▸ **Exercise**:
Find how many lines in the material hold the word "icon", then state that number and nothing more.

————————

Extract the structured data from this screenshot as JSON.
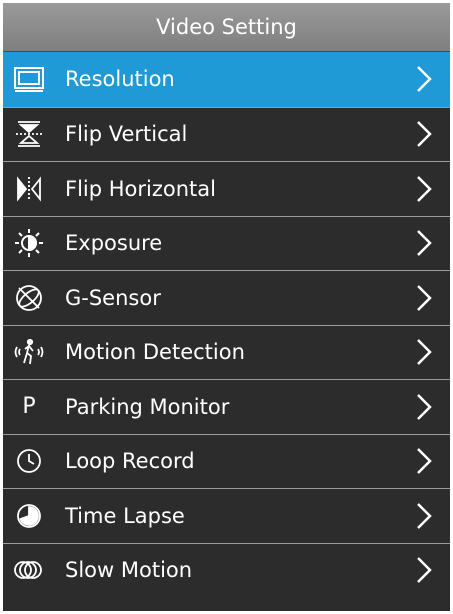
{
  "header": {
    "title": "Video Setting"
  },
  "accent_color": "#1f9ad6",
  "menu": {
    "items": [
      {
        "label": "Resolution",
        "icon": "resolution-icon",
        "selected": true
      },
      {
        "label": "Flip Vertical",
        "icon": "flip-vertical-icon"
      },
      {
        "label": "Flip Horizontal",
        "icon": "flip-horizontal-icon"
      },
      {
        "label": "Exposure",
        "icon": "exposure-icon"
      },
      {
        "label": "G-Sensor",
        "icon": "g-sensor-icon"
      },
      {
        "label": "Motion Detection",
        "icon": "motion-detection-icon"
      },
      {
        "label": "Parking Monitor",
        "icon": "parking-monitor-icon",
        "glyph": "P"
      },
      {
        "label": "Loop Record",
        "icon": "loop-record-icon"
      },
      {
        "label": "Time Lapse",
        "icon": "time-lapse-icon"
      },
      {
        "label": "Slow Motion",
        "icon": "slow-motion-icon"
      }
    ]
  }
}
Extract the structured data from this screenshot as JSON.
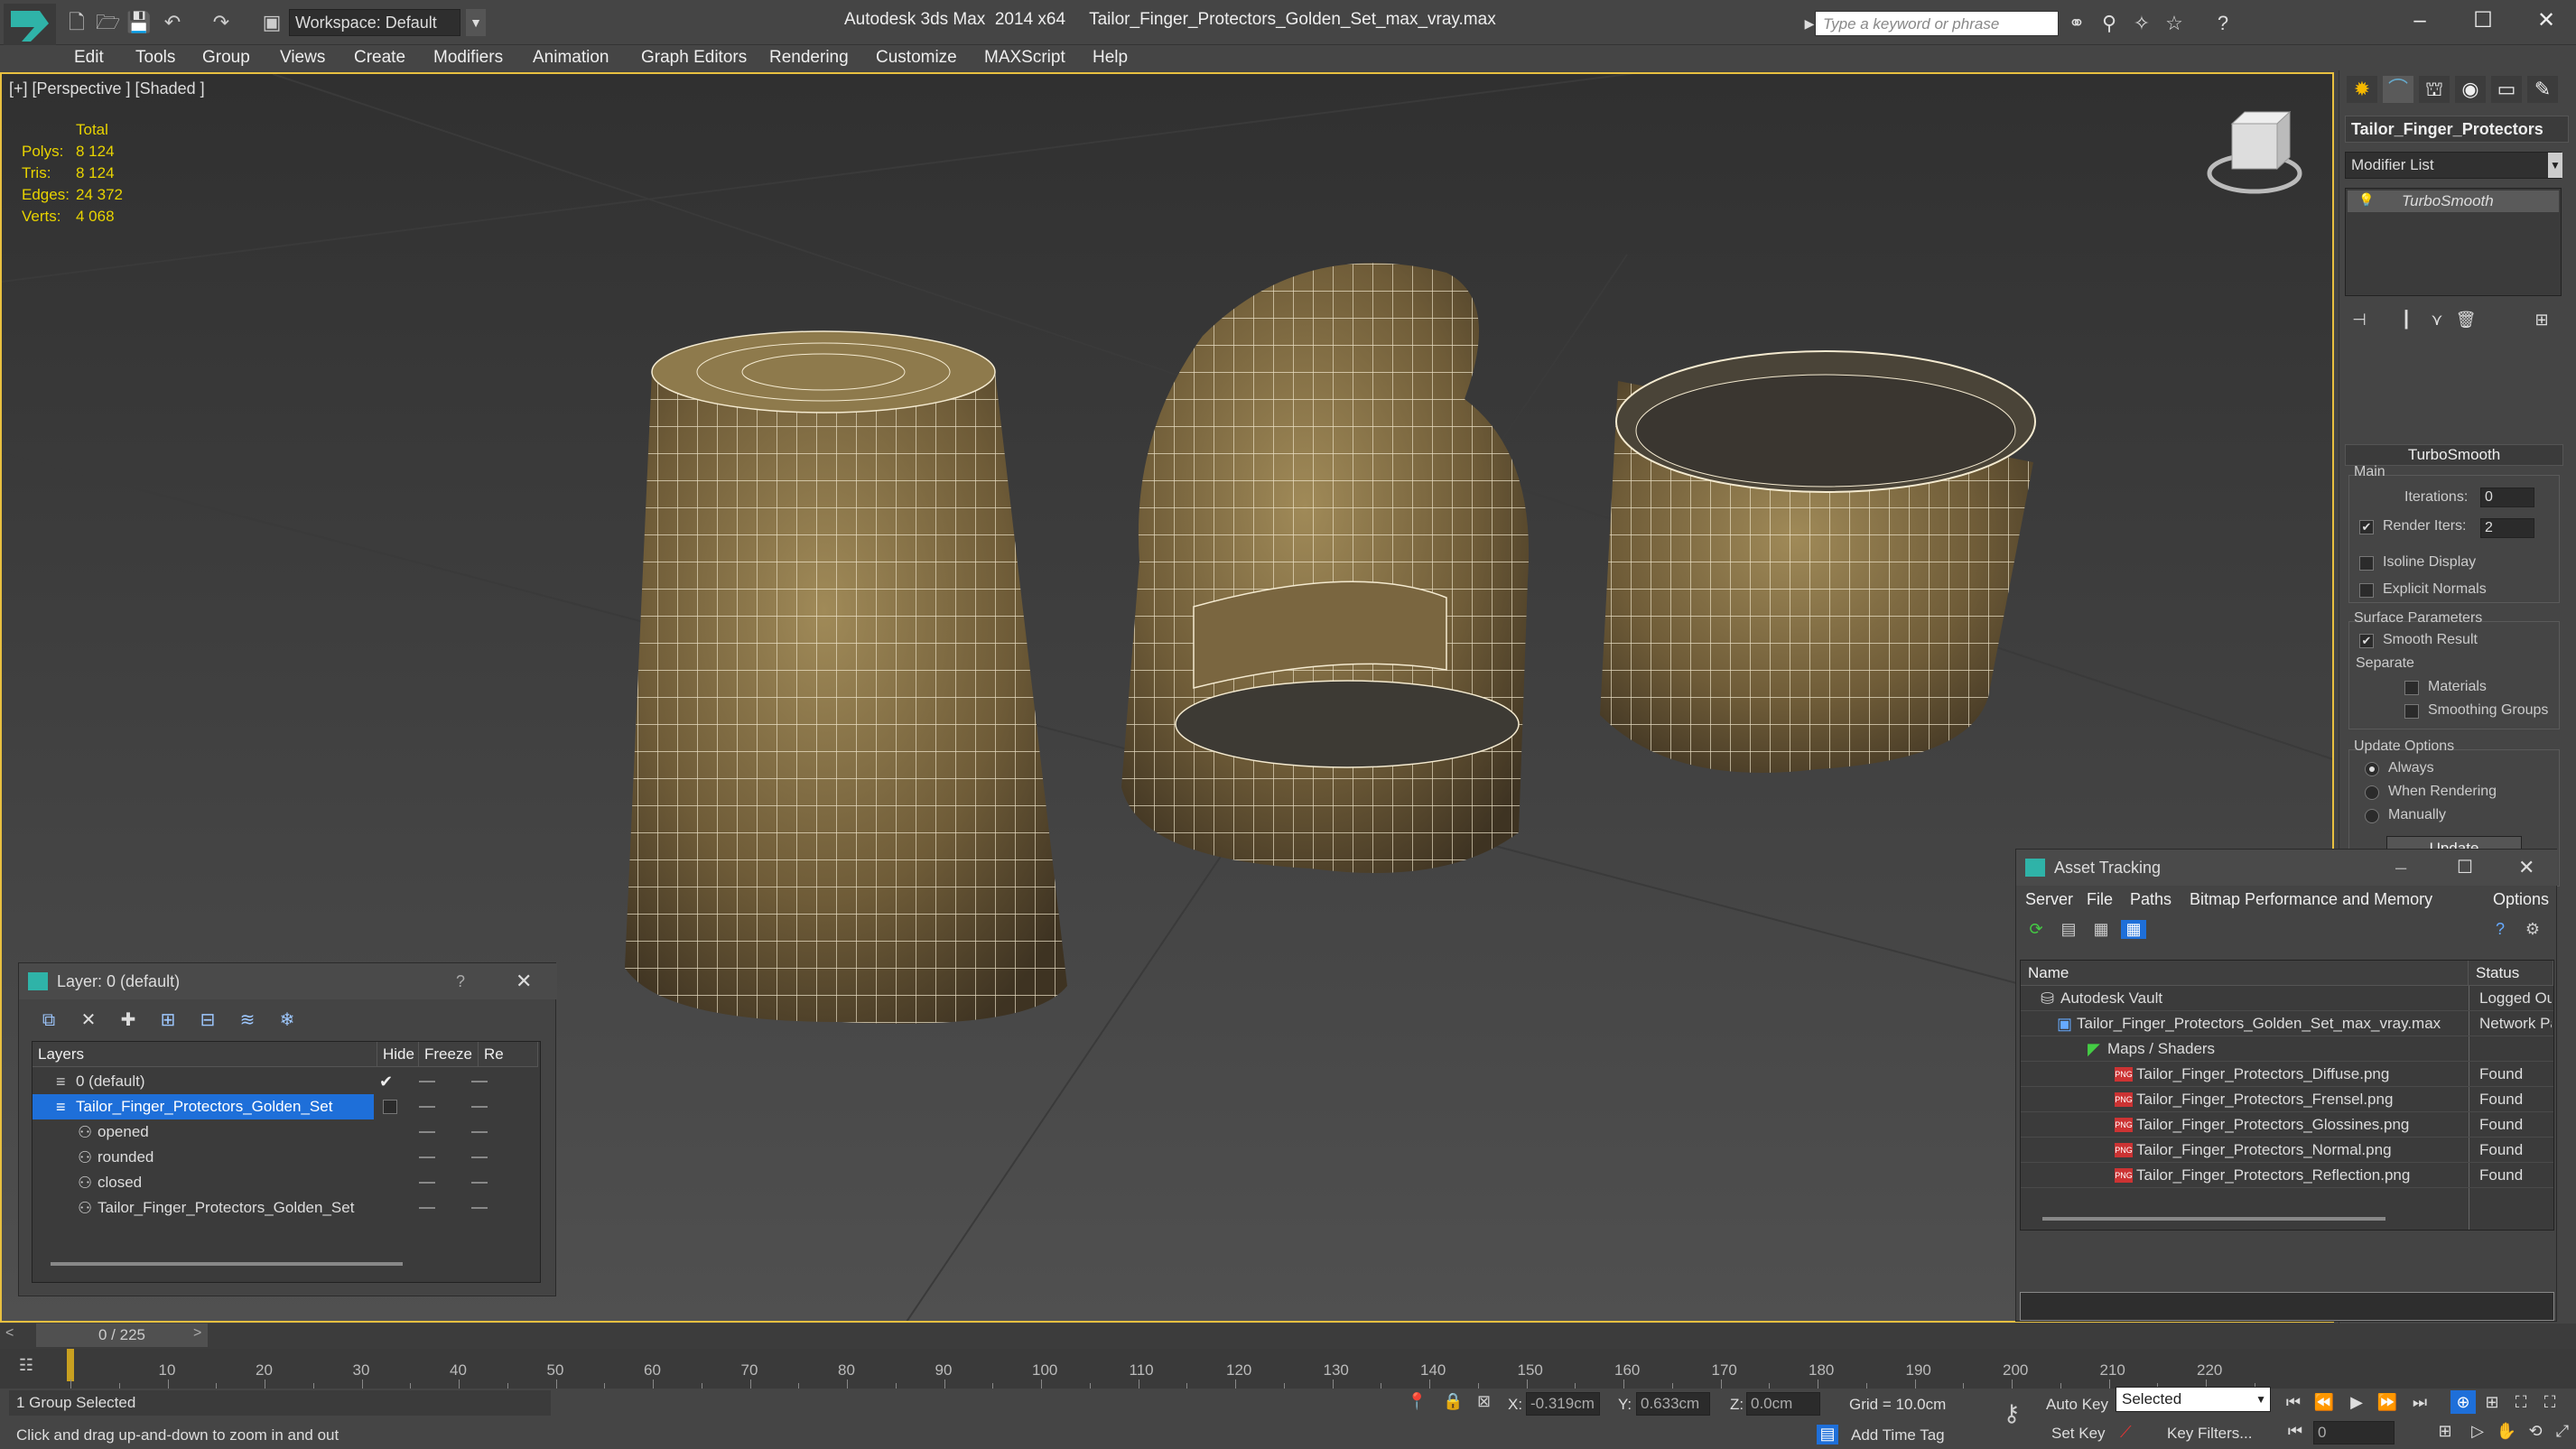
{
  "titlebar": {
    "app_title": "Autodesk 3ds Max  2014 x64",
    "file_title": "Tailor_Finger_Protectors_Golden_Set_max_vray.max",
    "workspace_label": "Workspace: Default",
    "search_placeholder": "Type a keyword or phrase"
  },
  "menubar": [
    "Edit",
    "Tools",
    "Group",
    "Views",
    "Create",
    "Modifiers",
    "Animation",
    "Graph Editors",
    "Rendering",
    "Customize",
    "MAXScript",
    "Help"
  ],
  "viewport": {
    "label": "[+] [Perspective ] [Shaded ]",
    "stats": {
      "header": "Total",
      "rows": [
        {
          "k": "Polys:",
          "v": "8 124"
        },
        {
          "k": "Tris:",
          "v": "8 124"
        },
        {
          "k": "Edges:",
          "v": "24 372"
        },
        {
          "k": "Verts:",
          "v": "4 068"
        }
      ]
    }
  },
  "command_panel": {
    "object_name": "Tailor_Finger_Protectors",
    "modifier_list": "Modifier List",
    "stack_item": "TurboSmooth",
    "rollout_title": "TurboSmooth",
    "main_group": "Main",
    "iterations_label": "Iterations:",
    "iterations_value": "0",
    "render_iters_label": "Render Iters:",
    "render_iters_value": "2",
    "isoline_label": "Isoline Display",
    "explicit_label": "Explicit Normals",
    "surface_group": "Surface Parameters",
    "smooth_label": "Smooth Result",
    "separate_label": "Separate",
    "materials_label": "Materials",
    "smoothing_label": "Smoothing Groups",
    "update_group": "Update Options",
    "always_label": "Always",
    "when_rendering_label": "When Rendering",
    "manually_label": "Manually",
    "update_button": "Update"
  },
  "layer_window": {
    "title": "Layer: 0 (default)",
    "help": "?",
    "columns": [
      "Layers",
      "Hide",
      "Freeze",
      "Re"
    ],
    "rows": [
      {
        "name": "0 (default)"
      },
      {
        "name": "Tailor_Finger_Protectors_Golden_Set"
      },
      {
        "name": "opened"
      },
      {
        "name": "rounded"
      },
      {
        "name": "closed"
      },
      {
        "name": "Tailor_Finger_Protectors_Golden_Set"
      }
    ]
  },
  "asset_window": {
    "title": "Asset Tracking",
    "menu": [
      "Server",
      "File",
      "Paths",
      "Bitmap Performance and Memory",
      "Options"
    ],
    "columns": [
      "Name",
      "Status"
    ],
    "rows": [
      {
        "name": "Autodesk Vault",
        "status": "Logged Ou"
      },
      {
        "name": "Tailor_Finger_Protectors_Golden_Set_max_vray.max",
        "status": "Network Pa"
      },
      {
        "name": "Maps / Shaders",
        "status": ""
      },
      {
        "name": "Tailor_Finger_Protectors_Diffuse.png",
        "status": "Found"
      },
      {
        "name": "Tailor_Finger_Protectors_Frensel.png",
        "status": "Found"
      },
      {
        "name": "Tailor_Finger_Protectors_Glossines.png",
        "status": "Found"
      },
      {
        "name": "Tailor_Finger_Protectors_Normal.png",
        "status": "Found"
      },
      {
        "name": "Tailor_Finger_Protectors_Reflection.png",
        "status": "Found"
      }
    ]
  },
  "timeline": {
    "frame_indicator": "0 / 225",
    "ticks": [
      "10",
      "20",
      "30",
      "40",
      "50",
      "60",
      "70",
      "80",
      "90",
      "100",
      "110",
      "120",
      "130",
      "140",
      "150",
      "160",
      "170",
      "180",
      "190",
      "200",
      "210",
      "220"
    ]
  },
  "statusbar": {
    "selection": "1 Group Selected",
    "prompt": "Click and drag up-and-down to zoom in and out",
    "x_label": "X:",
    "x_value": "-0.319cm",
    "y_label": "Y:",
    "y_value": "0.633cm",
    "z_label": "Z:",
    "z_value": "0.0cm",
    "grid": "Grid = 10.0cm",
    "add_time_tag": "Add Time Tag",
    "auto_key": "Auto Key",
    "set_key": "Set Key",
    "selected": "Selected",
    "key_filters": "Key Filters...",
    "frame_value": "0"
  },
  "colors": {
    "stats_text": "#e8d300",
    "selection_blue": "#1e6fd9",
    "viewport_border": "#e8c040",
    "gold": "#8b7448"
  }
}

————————

▸ **Solution**:
10